The proposal comes as district officials grapple with balancing a $124 million budget shortfall for the upcoming fiscal year.

Those newly on the chopping block include more than 40 library technicians, mental health workers and bus drivers, along with other support staff. Notices have already been served on teachers, tech support staff, and special education assistants, among others.

A decision must be made by May 11.

The item, along with several others, were be taken up at the board's meeting at 5 p.m. at district headquarters in Normal Heights.

The trustees also unanimously approved a resolution in support of state legislation that would prohibit California from doing business with contractors who help build a wall on the U.S.-Mexico border.

SB 30, by Sen. Ricardo Lara, D-Bell Gardens, would prevent the state from awarding or renewing a public contract with any person who provides goods or services to the federal government for construction of a wall, fence or barrier along the border.

According to the school district, endorsing the legislation would send the message that the "Board of Education believes a proposed border wall between California and Mexico would do serious economic, social and environmental harm to its students and the larger San Diego community."

Also at the meeting, opponents of a new district program to combat Islamophobia in San Diego protested during a public comment period.

In an email sent to reporters, Citizens for Quality Education-San Diego said they opposed the implementation of "anti-American Sharia Law policies" at local schools.

Some parents say the anti-bullying program is not enough and needs to include all students.

The program is the result of direction by the board last July to address discrimination against Muslim students and their families, who trustees said are more likely to be bullied than other students.

Between July 1 and Dec. 31 last year, there were seven reported incidents of harassment based on religion in San Diego Unified schools, according to a district presentation. By comparison, there were 36 based on race and 21 on sex during the same period.

The program includes making teachers and staff aware of when Muslim holidays occur, setting up professional staff development training on awareness of and advocating for Muslim culture, providing resources to students during Ramadan, and giving teachers history and social science materials, among other things.

In its statement, CQE said it objected to several steps being taken under the program, including establishing a partnership with the San Diego chapter of the Council on American-Islamic Relations.
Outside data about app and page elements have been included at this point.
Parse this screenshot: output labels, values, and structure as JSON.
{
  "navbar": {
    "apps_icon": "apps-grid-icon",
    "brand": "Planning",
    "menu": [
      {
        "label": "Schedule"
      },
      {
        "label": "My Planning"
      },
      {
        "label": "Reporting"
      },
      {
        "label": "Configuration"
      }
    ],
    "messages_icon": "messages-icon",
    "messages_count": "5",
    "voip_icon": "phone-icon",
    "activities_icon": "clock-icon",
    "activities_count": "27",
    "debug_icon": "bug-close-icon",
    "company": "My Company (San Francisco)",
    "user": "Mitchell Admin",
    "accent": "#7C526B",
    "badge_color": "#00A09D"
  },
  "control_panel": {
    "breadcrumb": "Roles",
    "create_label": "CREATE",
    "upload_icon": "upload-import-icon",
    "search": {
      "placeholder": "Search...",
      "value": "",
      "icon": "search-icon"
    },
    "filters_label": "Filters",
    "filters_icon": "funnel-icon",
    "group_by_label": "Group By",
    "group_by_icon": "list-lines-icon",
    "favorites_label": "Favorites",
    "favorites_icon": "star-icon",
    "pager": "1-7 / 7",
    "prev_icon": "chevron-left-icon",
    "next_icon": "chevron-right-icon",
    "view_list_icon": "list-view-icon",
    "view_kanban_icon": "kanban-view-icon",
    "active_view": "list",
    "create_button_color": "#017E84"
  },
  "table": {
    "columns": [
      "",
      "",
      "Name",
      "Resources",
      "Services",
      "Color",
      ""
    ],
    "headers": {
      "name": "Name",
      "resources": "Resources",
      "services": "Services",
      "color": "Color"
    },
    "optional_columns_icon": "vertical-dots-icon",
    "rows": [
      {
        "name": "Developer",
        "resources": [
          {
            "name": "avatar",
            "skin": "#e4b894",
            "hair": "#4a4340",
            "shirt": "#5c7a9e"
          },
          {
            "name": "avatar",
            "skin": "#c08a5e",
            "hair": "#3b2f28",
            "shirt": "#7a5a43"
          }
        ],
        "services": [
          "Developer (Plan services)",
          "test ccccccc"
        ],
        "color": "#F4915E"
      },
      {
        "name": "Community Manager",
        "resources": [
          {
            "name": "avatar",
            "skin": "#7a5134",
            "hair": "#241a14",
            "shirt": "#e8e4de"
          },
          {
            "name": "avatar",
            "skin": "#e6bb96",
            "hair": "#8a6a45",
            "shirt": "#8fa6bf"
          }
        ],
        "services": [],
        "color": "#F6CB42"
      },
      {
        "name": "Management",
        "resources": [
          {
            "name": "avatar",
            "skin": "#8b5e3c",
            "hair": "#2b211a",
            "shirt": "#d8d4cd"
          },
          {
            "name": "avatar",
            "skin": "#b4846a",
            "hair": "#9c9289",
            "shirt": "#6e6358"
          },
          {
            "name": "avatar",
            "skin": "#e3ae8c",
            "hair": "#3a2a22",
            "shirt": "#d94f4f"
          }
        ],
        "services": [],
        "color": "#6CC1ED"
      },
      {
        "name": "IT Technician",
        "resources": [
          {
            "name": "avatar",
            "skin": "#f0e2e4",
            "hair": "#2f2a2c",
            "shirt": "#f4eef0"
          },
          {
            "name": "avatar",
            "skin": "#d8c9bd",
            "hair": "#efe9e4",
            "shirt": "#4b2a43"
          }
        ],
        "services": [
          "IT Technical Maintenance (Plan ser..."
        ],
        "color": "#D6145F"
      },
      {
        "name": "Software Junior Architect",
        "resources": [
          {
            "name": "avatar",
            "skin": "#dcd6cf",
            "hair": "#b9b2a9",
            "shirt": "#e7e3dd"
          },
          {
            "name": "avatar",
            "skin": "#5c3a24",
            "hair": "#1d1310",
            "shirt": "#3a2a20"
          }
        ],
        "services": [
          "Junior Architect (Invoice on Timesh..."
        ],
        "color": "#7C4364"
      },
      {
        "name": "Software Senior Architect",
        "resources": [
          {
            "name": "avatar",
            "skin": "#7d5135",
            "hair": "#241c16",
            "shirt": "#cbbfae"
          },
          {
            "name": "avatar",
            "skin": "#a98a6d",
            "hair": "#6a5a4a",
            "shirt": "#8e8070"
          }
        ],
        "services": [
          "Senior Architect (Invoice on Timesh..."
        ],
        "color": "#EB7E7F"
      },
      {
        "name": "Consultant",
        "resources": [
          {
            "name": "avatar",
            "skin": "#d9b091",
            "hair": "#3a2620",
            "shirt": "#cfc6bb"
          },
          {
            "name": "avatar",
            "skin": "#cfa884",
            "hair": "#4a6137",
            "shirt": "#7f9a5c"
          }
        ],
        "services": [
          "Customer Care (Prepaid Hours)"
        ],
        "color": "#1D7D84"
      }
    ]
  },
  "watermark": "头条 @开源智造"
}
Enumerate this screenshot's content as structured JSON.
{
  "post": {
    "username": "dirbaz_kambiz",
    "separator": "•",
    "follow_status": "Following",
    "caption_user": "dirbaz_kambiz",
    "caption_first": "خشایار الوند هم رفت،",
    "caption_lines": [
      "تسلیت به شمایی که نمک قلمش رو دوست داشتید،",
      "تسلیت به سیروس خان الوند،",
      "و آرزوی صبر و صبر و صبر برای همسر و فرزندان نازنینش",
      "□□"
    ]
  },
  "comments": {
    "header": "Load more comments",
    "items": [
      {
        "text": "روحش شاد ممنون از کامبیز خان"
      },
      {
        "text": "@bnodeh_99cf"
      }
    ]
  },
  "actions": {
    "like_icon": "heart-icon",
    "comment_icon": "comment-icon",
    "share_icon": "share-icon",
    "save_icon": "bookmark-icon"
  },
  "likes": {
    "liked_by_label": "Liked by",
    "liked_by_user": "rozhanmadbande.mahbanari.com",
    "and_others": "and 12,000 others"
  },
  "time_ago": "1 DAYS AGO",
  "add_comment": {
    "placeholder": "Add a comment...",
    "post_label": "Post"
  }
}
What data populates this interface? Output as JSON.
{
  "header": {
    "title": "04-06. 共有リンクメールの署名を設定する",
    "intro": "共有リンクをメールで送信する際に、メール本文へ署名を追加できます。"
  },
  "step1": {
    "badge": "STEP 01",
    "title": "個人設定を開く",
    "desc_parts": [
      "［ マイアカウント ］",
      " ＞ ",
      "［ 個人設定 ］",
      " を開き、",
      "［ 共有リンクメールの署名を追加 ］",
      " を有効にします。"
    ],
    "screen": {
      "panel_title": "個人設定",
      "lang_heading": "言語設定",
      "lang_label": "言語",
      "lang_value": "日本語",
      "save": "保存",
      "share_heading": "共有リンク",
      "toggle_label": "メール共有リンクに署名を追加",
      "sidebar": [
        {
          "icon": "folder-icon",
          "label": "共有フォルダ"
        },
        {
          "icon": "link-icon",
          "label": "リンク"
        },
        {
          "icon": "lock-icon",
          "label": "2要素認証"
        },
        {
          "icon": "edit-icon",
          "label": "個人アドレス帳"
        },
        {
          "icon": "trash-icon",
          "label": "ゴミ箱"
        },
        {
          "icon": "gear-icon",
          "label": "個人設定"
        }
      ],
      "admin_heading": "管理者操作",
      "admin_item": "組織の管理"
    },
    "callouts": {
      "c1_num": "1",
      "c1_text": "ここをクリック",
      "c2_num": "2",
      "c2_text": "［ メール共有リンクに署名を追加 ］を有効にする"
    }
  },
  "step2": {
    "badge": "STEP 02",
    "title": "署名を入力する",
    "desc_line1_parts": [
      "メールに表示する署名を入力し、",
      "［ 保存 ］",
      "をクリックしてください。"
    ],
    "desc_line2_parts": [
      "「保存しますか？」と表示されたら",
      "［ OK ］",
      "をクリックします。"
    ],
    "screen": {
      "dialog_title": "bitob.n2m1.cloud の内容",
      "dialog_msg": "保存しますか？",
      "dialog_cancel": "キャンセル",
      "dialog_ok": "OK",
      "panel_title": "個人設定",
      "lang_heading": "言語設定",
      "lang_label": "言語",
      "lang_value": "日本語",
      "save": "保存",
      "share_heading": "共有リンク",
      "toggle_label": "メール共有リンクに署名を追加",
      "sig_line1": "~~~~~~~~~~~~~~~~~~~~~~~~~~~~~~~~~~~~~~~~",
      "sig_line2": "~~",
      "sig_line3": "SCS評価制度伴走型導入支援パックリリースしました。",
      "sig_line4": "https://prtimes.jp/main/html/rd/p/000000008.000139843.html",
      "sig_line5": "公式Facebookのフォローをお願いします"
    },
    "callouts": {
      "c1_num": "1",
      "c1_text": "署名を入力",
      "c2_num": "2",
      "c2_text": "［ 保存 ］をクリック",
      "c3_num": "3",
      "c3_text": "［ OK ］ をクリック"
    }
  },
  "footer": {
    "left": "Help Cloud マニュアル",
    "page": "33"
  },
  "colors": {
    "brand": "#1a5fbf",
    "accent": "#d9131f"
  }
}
The board also received a petition signed by 700 parents and says advanced sex ed classes, that now include graphic cartoons, being taught in elementary school are inappropriate.